Four Kickstarter Essentials

We're gearing up for our second Kickstarter campaign, and that means a lot of prep work. Kickstarter pages don't just happen, they require planning, writing, design and review. If people get to your page and don't like (or don't understand) what they're seeing, they're not going to pledge. Fortunately, there are four key elements to include to give you an edge with prospective backers.

1. An Intro Video

While Kickstarter doesn't technically require an introductory video, almost every project you'll find on Kickstarter includes a video. Not only does it improve your odds of funding (Kickstarter claims that projects with a video fund 50% of the time vs. 30% without), it also gives you an opportunity to speak directly to your audience and give them an elevator pitch the moment they reach your page. In addition, when you link to your Kickstarter page, most social media sites will put your video into the post, so your video also becomes a mini-commercial for your project.

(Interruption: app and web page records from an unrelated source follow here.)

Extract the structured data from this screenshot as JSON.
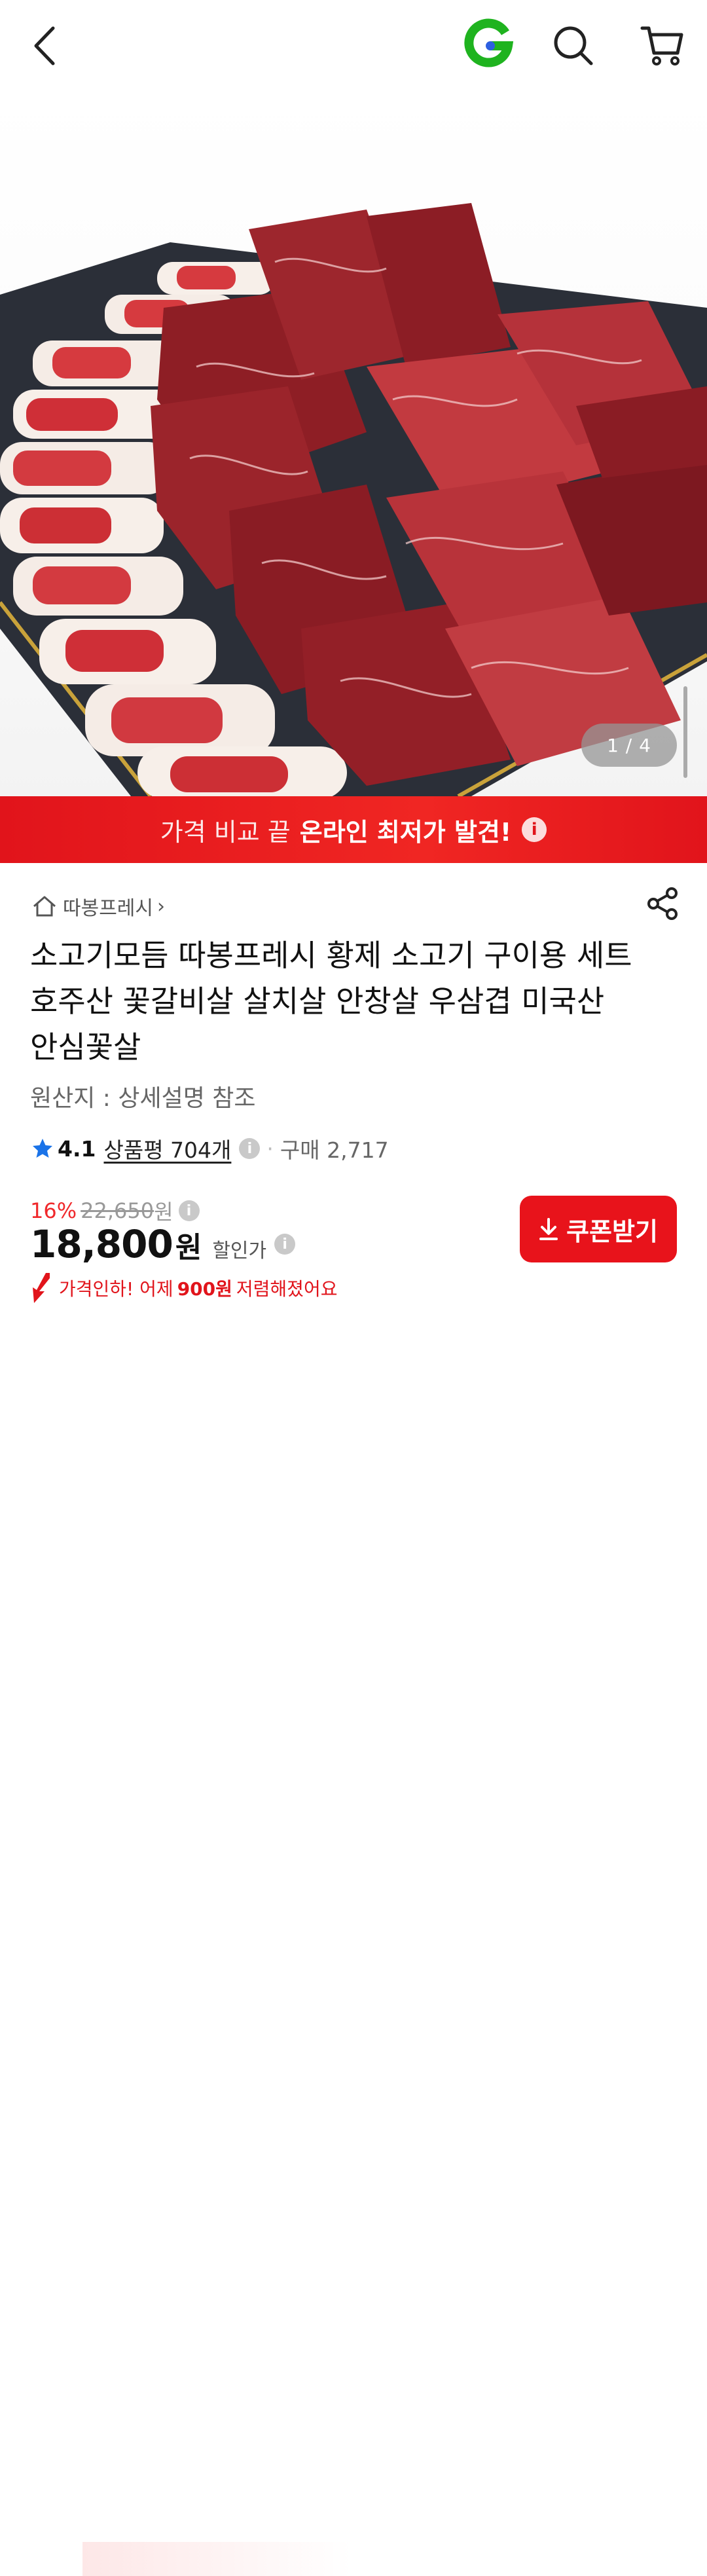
{
  "header": {
    "back_icon": "chevron-left-icon",
    "brand_icon": "g-logo-icon",
    "brand_color": "#1fb31f",
    "search_icon": "search-icon",
    "cart_icon": "cart-icon"
  },
  "gallery": {
    "image_alt": "beef barbecue set photo",
    "current": "1",
    "total": "4",
    "pager_text": "1 / 4"
  },
  "banner": {
    "light_text": "가격 비교 끝",
    "bold_text": "온라인 최저가 발견!",
    "info_icon": "i",
    "color": "#e1141b"
  },
  "product": {
    "store_name": "따봉프레시",
    "store_chevron": "›",
    "title": "소고기모듬 따봉프레시 황제 소고기 구이용 세트 호주산 꽃갈비살 살치살 안창살 우삼겹 미국산 안심꽃살",
    "origin": "원산지 : 상세설명 참조",
    "rating": "4.1",
    "reviews": "상품평 704개",
    "info_icon": "i",
    "dot": "·",
    "purchases": "구매 2,717"
  },
  "price": {
    "discount_pct": "16%",
    "original": "22,650",
    "original_unit": "원",
    "sale": "18,800",
    "sale_unit": "원",
    "sale_label": "할인가",
    "info_icon": "i"
  },
  "coupon": {
    "label": "쿠폰받기",
    "icon": "download-icon"
  },
  "price_drop": {
    "prefix": "가격인하! 어제",
    "amount": "900원",
    "suffix": "저렴해졌어요"
  }
}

2. Third-Party Reviews

Board games are a mix of art and commodity. They are both subjective works and objective products. Unless you're a renowned publisher with several acclaimed games to your name, you can't expect people to back your game just because you say its good. You need a track record of quality components and good production standards before people will take your word for such things. And the design of the game is even more subjective.

As a result, it's critical to get third-party reviews from trusted bloggers or video reviewers. As a Kickstarter, you probably don't have finished copies of your game for review, and many reviewers don't accept unpublished games. Others will preview your game for a charge, so you need to determine what will work for your budget/target market.

BoardGameGeek has a good list of reviewers here.

3. Rulebook/How-To-Play

As useful as reviewers are to add credibility to your game, it can also really help to let prospective backers read the rules or even try out your game with a print-and-play. If you're nervous about your idea being stolen (you shouldn't be, but if you are), you should at least offer a description or video giving an overview of how to play your game, and what makes it different from other games.

4. About the Company

As much as people like getting a game, Kickstarter is also about supporting people. It's a good idea to reserve at least a part of your page or intro video to introduce the people behind your game. Designers, artists, businesspeople, etc., anyone contributing to your efforts and helps make it happen. Every purchase is an emotional decision, especially those made for entertainment, like buying a board game. If you can make a personal connection with your audience, you have a much better chance of converting them into a backer.